We had the opportunity to visit the University Dairy Research Farm in Mayagüez together with Dr. Curbelo and Dr. Teodoro M. Ruiz from the University of Puerto Rico - Animal Science Department to discuss the possibilities of conducting the training in their facilities (Figure 8).
Figure 8. Dairy research station milking parlor with Dr. Teodoro M. Ruiz, Dr. Maristela Rovai and Dr. Jaime Curbelo.
The Hiring Process
It is important to understand that there are legal paths to follow when recruiting Puerto Ricans who currently reside in the island. It is mandatory to comply with Public Law 87 of June 22, 1962 as amended; this is a legal contract (in English and Spanish) with a series of other requirements that include a job order, job description, and a recruitment letter to Puerto Rico’s Secretary of Labor. After the contract is awarded, a job ad is advertised and the recruitment process then takes place. While the process is detailed it is completely feasible and protects both sides, the employer and the employee.

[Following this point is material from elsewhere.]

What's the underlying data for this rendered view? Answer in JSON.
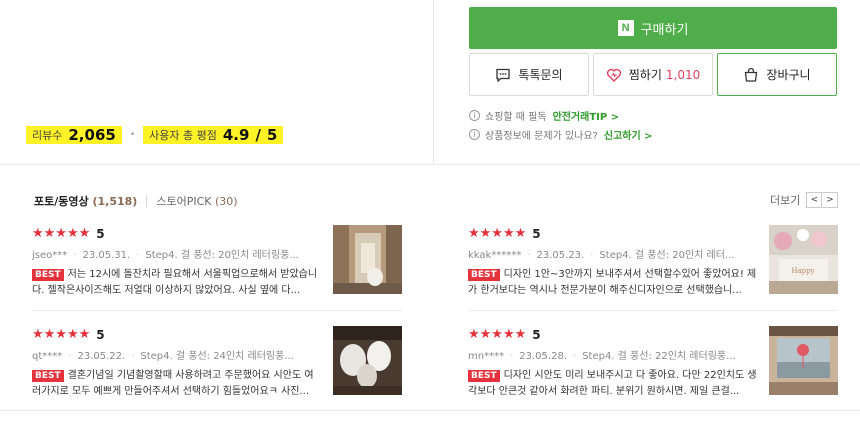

The team is available and eager to explain and assist dairy producers through Puerto Rico’s hiring process. As with all other Latino countries, Puerto Ricans are family-oriented and will continue to contribute culture diversity to South Dakota’s communities. This opportunity will be a long-term commitment for everyone; producers, dairy workers and local communities.
We would like to thank the South Dakota Community Foundation for supporting this initiative which opens new possibilities for both South Dakota and Puerto Rico.
We really appreciate the commitment and interest of everyone we met in Puerto Rico. We are really thankful to Mr. Carlos A. Román Román and Mrs. Jezenia Cruz Rodriguez along with their team from the Department of Labor in Puerto Rico for all their support and care provided before, during and after our trip to Puerto Rico. We would not have achieved our goals without their excellent team! Our most sincere appreciation.
Figure 9. From Left: Angel L. Cardona Gonzalez (Dept. of Labor in Mayagüez), Maristela Rovai (SDSU Extension), Jezenia Cruz Rodriguez (Dept. of Labor in San Juan) and Stanley Moore (MSU Extension).